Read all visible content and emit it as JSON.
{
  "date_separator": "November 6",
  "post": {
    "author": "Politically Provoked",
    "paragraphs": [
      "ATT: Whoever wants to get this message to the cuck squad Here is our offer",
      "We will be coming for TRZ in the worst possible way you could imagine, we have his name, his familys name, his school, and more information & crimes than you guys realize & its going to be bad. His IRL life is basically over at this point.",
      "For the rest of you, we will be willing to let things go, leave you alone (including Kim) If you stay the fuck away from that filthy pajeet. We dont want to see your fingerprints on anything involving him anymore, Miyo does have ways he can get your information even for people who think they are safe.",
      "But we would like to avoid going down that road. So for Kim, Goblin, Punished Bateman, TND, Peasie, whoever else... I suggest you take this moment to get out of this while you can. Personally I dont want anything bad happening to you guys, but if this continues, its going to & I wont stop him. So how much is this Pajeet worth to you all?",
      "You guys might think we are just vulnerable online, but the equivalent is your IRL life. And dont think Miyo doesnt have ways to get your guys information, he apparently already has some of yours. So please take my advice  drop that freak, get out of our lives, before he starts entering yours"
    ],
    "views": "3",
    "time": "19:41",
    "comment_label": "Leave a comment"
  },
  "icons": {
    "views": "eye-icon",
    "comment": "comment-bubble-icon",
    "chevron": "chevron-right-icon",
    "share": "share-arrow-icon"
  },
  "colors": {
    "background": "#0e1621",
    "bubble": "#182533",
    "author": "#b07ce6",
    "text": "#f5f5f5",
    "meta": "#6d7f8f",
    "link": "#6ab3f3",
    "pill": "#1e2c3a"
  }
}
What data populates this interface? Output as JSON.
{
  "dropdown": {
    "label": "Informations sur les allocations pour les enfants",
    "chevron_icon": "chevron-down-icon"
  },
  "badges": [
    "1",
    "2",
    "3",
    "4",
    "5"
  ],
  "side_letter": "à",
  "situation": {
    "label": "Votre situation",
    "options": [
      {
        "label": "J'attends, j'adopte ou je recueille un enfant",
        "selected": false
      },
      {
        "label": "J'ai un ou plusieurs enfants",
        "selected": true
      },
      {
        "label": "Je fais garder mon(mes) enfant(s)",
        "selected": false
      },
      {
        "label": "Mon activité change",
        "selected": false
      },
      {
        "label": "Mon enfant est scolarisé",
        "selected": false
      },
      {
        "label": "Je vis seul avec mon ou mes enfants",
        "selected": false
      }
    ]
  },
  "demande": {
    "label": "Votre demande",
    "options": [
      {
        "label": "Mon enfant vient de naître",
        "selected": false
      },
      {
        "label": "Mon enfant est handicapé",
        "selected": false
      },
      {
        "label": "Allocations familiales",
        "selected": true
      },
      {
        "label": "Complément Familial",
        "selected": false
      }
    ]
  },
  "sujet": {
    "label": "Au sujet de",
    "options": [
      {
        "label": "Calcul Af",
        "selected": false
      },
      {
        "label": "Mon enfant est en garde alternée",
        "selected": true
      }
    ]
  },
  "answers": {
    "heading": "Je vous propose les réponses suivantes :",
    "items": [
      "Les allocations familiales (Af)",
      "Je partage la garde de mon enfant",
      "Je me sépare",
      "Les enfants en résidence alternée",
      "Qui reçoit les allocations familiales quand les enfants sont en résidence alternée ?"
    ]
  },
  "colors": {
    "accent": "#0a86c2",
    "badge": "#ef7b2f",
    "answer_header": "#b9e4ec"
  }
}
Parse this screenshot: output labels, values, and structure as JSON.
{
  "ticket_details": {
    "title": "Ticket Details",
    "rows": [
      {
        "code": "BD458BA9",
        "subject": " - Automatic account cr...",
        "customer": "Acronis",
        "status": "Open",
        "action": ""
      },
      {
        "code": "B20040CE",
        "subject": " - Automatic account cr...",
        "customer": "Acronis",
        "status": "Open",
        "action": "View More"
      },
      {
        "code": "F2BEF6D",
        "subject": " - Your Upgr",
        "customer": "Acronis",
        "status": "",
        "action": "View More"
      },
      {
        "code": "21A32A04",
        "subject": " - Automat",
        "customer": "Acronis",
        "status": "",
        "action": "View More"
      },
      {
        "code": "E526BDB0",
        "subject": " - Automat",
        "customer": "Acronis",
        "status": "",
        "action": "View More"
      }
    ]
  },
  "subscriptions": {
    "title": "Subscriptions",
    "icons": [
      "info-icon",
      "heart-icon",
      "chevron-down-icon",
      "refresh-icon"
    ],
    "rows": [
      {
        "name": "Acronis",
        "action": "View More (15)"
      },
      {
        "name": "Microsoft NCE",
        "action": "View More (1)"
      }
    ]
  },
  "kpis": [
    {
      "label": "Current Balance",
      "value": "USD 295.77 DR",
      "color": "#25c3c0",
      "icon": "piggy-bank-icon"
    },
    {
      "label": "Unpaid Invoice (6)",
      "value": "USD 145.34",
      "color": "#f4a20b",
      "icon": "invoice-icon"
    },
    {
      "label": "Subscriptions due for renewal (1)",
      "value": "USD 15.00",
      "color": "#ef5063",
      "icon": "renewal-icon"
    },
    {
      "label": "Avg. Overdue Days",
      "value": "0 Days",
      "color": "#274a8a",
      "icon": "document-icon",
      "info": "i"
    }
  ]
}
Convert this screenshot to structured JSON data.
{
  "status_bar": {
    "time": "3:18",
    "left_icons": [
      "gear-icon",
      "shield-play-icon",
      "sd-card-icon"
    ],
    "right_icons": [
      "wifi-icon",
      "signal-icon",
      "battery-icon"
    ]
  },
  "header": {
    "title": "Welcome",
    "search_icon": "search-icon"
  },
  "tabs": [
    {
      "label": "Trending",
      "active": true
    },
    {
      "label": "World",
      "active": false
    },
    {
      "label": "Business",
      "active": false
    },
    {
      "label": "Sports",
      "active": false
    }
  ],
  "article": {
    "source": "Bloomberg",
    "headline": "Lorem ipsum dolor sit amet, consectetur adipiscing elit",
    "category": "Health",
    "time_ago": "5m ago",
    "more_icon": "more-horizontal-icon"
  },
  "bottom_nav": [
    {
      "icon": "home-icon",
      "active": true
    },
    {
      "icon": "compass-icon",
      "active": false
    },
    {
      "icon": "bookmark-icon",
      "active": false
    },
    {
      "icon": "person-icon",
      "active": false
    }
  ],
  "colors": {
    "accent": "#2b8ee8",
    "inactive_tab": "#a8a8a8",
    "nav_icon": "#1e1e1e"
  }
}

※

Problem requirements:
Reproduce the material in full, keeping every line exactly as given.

Response area:
Read all visible content and emit it as JSON.
{
  "date_separator": "November 6",
  "post": {
    "author": "Politically Provoked",
    "paragraphs": [
      "ATT: Whoever wants to get this message to the cuck squad Here is our offer",
      "We will be coming for TRZ in the worst possible way you could imagine, we have his name, his familys name, his school, and more information & crimes than you guys realize & its going to be bad. His IRL life is basically over at this point.",
      "For the rest of you, we will be willing to let things go, leave you alone (including Kim) If you stay the fuck away from that filthy pajeet. We dont want to see your fingerprints on anything involving him anymore, Miyo does have ways he can get your information even for people who think they are safe.",
      "But we would like to avoid going down that road. So for Kim, Goblin, Punished Bateman, TND, Peasie, whoever else... I suggest you take this moment to get out of this while you can. Personally I dont want anything bad happening to you guys, but if this continues, its going to & I wont stop him. So how much is this Pajeet worth to you all?",
      "You guys might think we are just vulnerable online, but the equivalent is your IRL life. And dont think Miyo doesnt have ways to get your guys information, he apparently already has some of yours. So please take my advice  drop that freak, get out of our lives, before he starts entering yours"
    ],
    "views": "3",
    "time": "19:41",
    "comment_label": "Leave a comment"
  },
  "icons": {
    "views": "eye-icon",
    "comment": "comment-bubble-icon",
    "chevron": "chevron-right-icon",
    "share": "share-arrow-icon"
  },
  "colors": {
    "background": "#0e1621",
    "bubble": "#182533",
    "author": "#b07ce6",
    "text": "#f5f5f5",
    "meta": "#6d7f8f",
    "link": "#6ab3f3",
    "pill": "#1e2c3a"
  }
}
What data populates this interface? Output as JSON.
{
  "dropdown": {
    "label": "Informations sur les allocations pour les enfants",
    "chevron_icon": "chevron-down-icon"
  },
  "badges": [
    "1",
    "2",
    "3",
    "4",
    "5"
  ],
  "side_letter": "à",
  "situation": {
    "label": "Votre situation",
    "options": [
      {
        "label": "J'attends, j'adopte ou je recueille un enfant",
        "selected": false
      },
      {
        "label": "J'ai un ou plusieurs enfants",
        "selected": true
      },
      {
        "label": "Je fais garder mon(mes) enfant(s)",
        "selected": false
      },
      {
        "label": "Mon activité change",
        "selected": false
      },
      {
        "label": "Mon enfant est scolarisé",
        "selected": false
      },
      {
        "label": "Je vis seul avec mon ou mes enfants",
        "selected": false
      }
    ]
  },
  "demande": {
    "label": "Votre demande",
    "options": [
      {
        "label": "Mon enfant vient de naître",
        "selected": false
      },
      {
        "label": "Mon enfant est handicapé",
        "selected": false
      },
      {
        "label": "Allocations familiales",
        "selected": true
      },
      {
        "label": "Complément Familial",
        "selected": false
      }
    ]
  },
  "sujet": {
    "label": "Au sujet de",
    "options": [
      {
        "label": "Calcul Af",
        "selected": false
      },
      {
        "label": "Mon enfant est en garde alternée",
        "selected": true
      }
    ]
  },
  "answers": {
    "heading": "Je vous propose les réponses suivantes :",
    "items": [
      "Les allocations familiales (Af)",
      "Je partage la garde de mon enfant",
      "Je me sépare",
      "Les enfants en résidence alternée",
      "Qui reçoit les allocations familiales quand les enfants sont en résidence alternée ?"
    ]
  },
  "colors": {
    "accent": "#0a86c2",
    "badge": "#ef7b2f",
    "answer_header": "#b9e4ec"
  }
}
Parse this screenshot: output labels, values, and structure as JSON.
{
  "ticket_details": {
    "title": "Ticket Details",
    "rows": [
      {
        "code": "BD458BA9",
        "subject": " - Automatic account cr...",
        "customer": "Acronis",
        "status": "Open",
        "action": ""
      },
      {
        "code": "B20040CE",
        "subject": " - Automatic account cr...",
        "customer": "Acronis",
        "status": "Open",
        "action": "View More"
      },
      {
        "code": "F2BEF6D",
        "subject": " - Your Upgr",
        "customer": "Acronis",
        "status": "",
        "action": "View More"
      },
      {
        "code": "21A32A04",
        "subject": " - Automat",
        "customer": "Acronis",
        "status": "",
        "action": "View More"
      },
      {
        "code": "E526BDB0",
        "subject": " - Automat",
        "customer": "Acronis",
        "status": "",
        "action": "View More"
      }
    ]
  },
  "subscriptions": {
    "title": "Subscriptions",
    "icons": [
      "info-icon",
      "heart-icon",
      "chevron-down-icon",
      "refresh-icon"
    ],
    "rows": [
      {
        "name": "Acronis",
        "action": "View More (15)"
      },
      {
        "name": "Microsoft NCE",
        "action": "View More (1)"
      }
    ]
  },
  "kpis": [
    {
      "label": "Current Balance",
      "value": "USD 295.77 DR",
      "color": "#25c3c0",
      "icon": "piggy-bank-icon"
    },
    {
      "label": "Unpaid Invoice (6)",
      "value": "USD 145.34",
      "color": "#f4a20b",
      "icon": "invoice-icon"
    },
    {
      "label": "Subscriptions due for renewal (1)",
      "value": "USD 15.00",
      "color": "#ef5063",
      "icon": "renewal-icon"
    },
    {
      "label": "Avg. Overdue Days",
      "value": "0 Days",
      "color": "#274a8a",
      "icon": "document-icon",
      "info": "i"
    }
  ]
}
Convert this screenshot to structured JSON data.
{
  "status_bar": {
    "time": "3:18",
    "left_icons": [
      "gear-icon",
      "shield-play-icon",
      "sd-card-icon"
    ],
    "right_icons": [
      "wifi-icon",
      "signal-icon",
      "battery-icon"
    ]
  },
  "header": {
    "title": "Welcome",
    "search_icon": "search-icon"
  },
  "tabs": [
    {
      "label": "Trending",
      "active": true
    },
    {
      "label": "World",
      "active": false
    },
    {
      "label": "Business",
      "active": false
    },
    {
      "label": "Sports",
      "active": false
    }
  ],
  "article": {
    "source": "Bloomberg",
    "headline": "Lorem ipsum dolor sit amet, consectetur adipiscing elit",
    "category": "Health",
    "time_ago": "5m ago",
    "more_icon": "more-horizontal-icon"
  },
  "bottom_nav": [
    {
      "icon": "home-icon",
      "active": true
    },
    {
      "icon": "compass-icon",
      "active": false
    },
    {
      "icon": "bookmark-icon",
      "active": false
    },
    {
      "icon": "person-icon",
      "active": false
    }
  ],
  "colors": {
    "accent": "#2b8ee8",
    "inactive_tab": "#a8a8a8",
    "nav_icon": "#1e1e1e"
  }
}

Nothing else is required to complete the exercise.